Datacide 15 Record Reviews by Christoph Fringeli

lustmordthings

Lustmord
Things That Were
[Vinyl on Demand, VOD117]

The first self-titled Lustmord LP appeared originally on Nocturnal Emissions’ Sterile Records in 1981. It is one of the classic releases of a particular phase in British industrial music whose sound is defined by outfits such as S.P.K., Nocturnal Emissions, Bourbonese Qualk and others. It could be said that these and other bands/projects represented a “second wave” after the trailblazers of Throbbing Gristle and Cabaret Voltaire, continuing a grim sound, reflective of the hostile environment of Britain in the late 70s and early 80s.
In 1983 the Sounds-journalist Dave Henderson compiled a nice overview of this scene in the form of The Elephant Table Album, creating a snapshot of that scene as it was already drifting in different directions, be it more dance-oriented strategies or a more dark, ambient noise vein.
Things That Were, released in 2013 by Vinyl on Demand as triple LP box set, collects Lustmord’s material from before that date. The first of the three LPs is a remastered version of the aforementioned first LP, the other two records collect bits from various compilations (including the Elephant Table) as well as several live- or studio-versions and unreleased tracks. This is long before he became well known for his soundtrack-like dark ambient style, with the one exception of the last track of the third record, which anticipates his departure from the rawer and harsher sound of the early years.

FFF/Champa B
The Burial/Jah Jah Dub
[Lickshot 007]
A two-tracker on a stamped white label 10” shows FFF with Champa B in a more quiet, reggae-influenced mode somewhere between Jungle and early Drum’n’Bass. On both sides the beat remains rather steady and there are no surprises or ravetastic elements as you might expect, but it’s not too cheesy either.

Hellfish
Stage Invader/Tek Hater
[Deathchant 75]
Deathchant reaches number 75 with the man Hellfish battling it out on two 45rpm tracks in his familiar style combining some breaks, start-and-stop techniques and EQ-tweaking with the trademark fierce 4 to the floor pounding. Since number 70 all Deathchant releases have been by Hellfish.

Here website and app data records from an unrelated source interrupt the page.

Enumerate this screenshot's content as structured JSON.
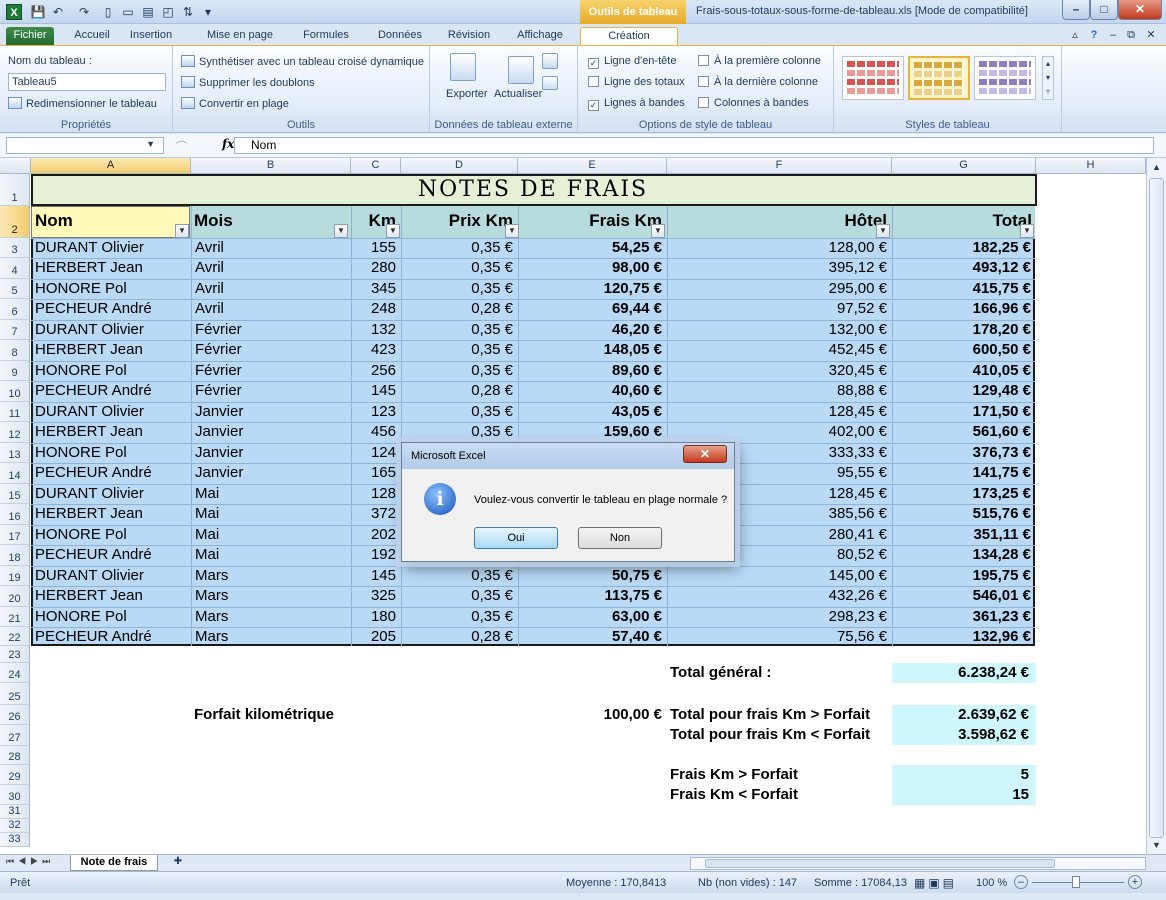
{
  "window": {
    "title": "Frais-sous-totaux-sous-forme-de-tableau.xls  [Mode de compatibilité]",
    "contextual_tab": "Outils de tableau",
    "min": "–",
    "max": "□",
    "close": "✕"
  },
  "tabs": [
    "Fichier",
    "Accueil",
    "Insertion",
    "Mise en page",
    "Formules",
    "Données",
    "Révision",
    "Affichage",
    "Création"
  ],
  "ribbon": {
    "proprietes": {
      "name_label": "Nom du tableau :",
      "name_value": "Tableau5",
      "resize": "Redimensionner le tableau",
      "group": "Propriétés"
    },
    "outils": {
      "pivot": "Synthétiser avec un tableau croisé dynamique",
      "dedupe": "Supprimer les doublons",
      "convert": "Convertir en plage",
      "group": "Outils"
    },
    "externe": {
      "export": "Exporter",
      "refresh": "Actualiser",
      "group": "Données de tableau externe"
    },
    "options": {
      "header_row": "Ligne d'en-tête",
      "total_row": "Ligne des totaux",
      "banded_rows": "Lignes à bandes",
      "first_col": "À la première colonne",
      "last_col": "À la dernière colonne",
      "banded_cols": "Colonnes à bandes",
      "group": "Options de style de tableau",
      "checks": {
        "header_row": "✓",
        "total_row": "",
        "banded_rows": "✓",
        "first_col": "",
        "last_col": "",
        "banded_cols": ""
      }
    },
    "styles": {
      "group": "Styles de tableau",
      "colors": [
        "#d9534f",
        "#e7b84a",
        "#8e7cc3"
      ]
    }
  },
  "formula_bar": {
    "fx": "fx",
    "value": "Nom"
  },
  "columns": [
    "A",
    "B",
    "C",
    "D",
    "E",
    "F",
    "G",
    "H"
  ],
  "sheet_title": "NOTES DE FRAIS",
  "headers": {
    "nom": "Nom",
    "mois": "Mois",
    "km": "Km",
    "prix": "Prix Km",
    "frais": "Frais Km",
    "hotel": "Hôtel",
    "total": "Total"
  },
  "rows": [
    [
      "DURANT Olivier",
      "Avril",
      "155",
      "0,35 €",
      "54,25 €",
      "128,00 €",
      "182,25 €"
    ],
    [
      "HERBERT Jean",
      "Avril",
      "280",
      "0,35 €",
      "98,00 €",
      "395,12 €",
      "493,12 €"
    ],
    [
      "HONORE Pol",
      "Avril",
      "345",
      "0,35 €",
      "120,75 €",
      "295,00 €",
      "415,75 €"
    ],
    [
      "PECHEUR André",
      "Avril",
      "248",
      "0,28 €",
      "69,44 €",
      "97,52 €",
      "166,96 €"
    ],
    [
      "DURANT Olivier",
      "Février",
      "132",
      "0,35 €",
      "46,20 €",
      "132,00 €",
      "178,20 €"
    ],
    [
      "HERBERT Jean",
      "Février",
      "423",
      "0,35 €",
      "148,05 €",
      "452,45 €",
      "600,50 €"
    ],
    [
      "HONORE Pol",
      "Février",
      "256",
      "0,35 €",
      "89,60 €",
      "320,45 €",
      "410,05 €"
    ],
    [
      "PECHEUR André",
      "Février",
      "145",
      "0,28 €",
      "40,60 €",
      "88,88 €",
      "129,48 €"
    ],
    [
      "DURANT Olivier",
      "Janvier",
      "123",
      "0,35 €",
      "43,05 €",
      "128,45 €",
      "171,50 €"
    ],
    [
      "HERBERT Jean",
      "Janvier",
      "456",
      "0,35 €",
      "159,60 €",
      "402,00 €",
      "561,60 €"
    ],
    [
      "HONORE Pol",
      "Janvier",
      "124",
      "",
      "",
      "333,33 €",
      "376,73 €"
    ],
    [
      "PECHEUR André",
      "Janvier",
      "165",
      "",
      "",
      "95,55 €",
      "141,75 €"
    ],
    [
      "DURANT Olivier",
      "Mai",
      "128",
      "",
      "",
      "128,45 €",
      "173,25 €"
    ],
    [
      "HERBERT Jean",
      "Mai",
      "372",
      "",
      "",
      "385,56 €",
      "515,76 €"
    ],
    [
      "HONORE Pol",
      "Mai",
      "202",
      "",
      "",
      "280,41 €",
      "351,11 €"
    ],
    [
      "PECHEUR André",
      "Mai",
      "192",
      "",
      "",
      "80,52 €",
      "134,28 €"
    ],
    [
      "DURANT Olivier",
      "Mars",
      "145",
      "0,35 €",
      "50,75 €",
      "145,00 €",
      "195,75 €"
    ],
    [
      "HERBERT Jean",
      "Mars",
      "325",
      "0,35 €",
      "113,75 €",
      "432,26 €",
      "546,01 €"
    ],
    [
      "HONORE Pol",
      "Mars",
      "180",
      "0,35 €",
      "63,00 €",
      "298,23 €",
      "361,23 €"
    ],
    [
      "PECHEUR André",
      "Mars",
      "205",
      "0,28 €",
      "57,40 €",
      "75,56 €",
      "132,96 €"
    ]
  ],
  "row_numbers": [
    "1",
    "2",
    "3",
    "4",
    "5",
    "6",
    "7",
    "8",
    "9",
    "10",
    "11",
    "12",
    "13",
    "14",
    "15",
    "16",
    "17",
    "18",
    "19",
    "20",
    "21",
    "22",
    "23",
    "24",
    "25",
    "26",
    "27",
    "28",
    "29",
    "30",
    "31",
    "32",
    "33"
  ],
  "summary": {
    "total_general_label": "Total général :",
    "total_general": "6.238,24 €",
    "forfait_label": "Forfait kilométrique",
    "forfait_value": "100,00 €",
    "sup_label": "Total pour frais Km > Forfait",
    "sup_value": "2.639,62 €",
    "inf_label": "Total pour frais Km < Forfait",
    "inf_value": "3.598,62 €",
    "count_sup_label": "Frais Km > Forfait",
    "count_sup": "5",
    "count_inf_label": "Frais Km < Forfait",
    "count_inf": "15"
  },
  "dialog": {
    "title": "Microsoft Excel",
    "icon": "i",
    "message": "Voulez-vous convertir le tableau en plage normale ?",
    "yes": "Oui",
    "no": "Non",
    "close": "✕"
  },
  "sheet_tab": "Note de frais",
  "status": {
    "ready": "Prêt",
    "average": "Moyenne : 170,8413",
    "count": "Nb (non vides) : 147",
    "sum": "Somme : 17084,13",
    "zoom": "100 %"
  }
}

Perhaps he figured he might as well just put out his own tunes if he can churn them out at this speed to keep the pressing plants busy (and still find time to make releases for PRSPCT). Now none of them provide new revelations, but I don’t think that’s what they’re made for, they seem to be happy to be just solid kicking Deathchant releases.

Liza N’Eliaz/Laurent Hô
[S.O.D.O.M. 001]
S.O.D.O.M. stands for Slaves Of Devil Our Master and was a label run by Armaguet Nad in the late 90s. It never completely stopped, and after some long gaps there were two releases again in recent years, most recently – January 2016 – the number 001. [Read more →]

Datacide 14 Record Reviews by Kovert

Dead Fader – Scorched – (Small but hard 03)
Scorched was released at the same time as ‘Blood Forest’ on Robot Elephant.
While ‘Blood Forest’ was presumably intended to showcase DF’s tender side, bringing back some bad memories for this reviewer of accidentally listening to some dodgy IDM tunes, ‘Scorched’ is a mostly nice heavy set. Creeeep‘s the big cut here. It first caught my ear as one of the stand out cuts on the excellent 3by3 label mix a couple of years back. A 140ish miltant smasher with a grinding b-line and snappy snares. Also worth checking are the beatless pieces like Danger zone which have an eerie Tarkovsky feel.

Dead Fader – In cover – (Robot Elephant 18)
Curious development: a vinyl release with three reasonably dull cuts in a meldodic IDMish vein that’s worth finding for the two distorted ear bleeders that are included as a ‘bonus’ download. Mandel and Ceaser were apparently leftovers from the ‘Scorched session’, and are two massive overdriven off-cuts. Would’ve made a heavy 7″: Ceasar getting the balance between tension and release exactly right, with an expectant, offbeat intro that cuts to nothing before smashing back in with an overdriven half-step rhythm, that’s too short, but begs the rewind; and Mandel slowly modulating disconcerting vibes under crunchy distorted breakstep drums, that weirdly ends with a minute long fade-out.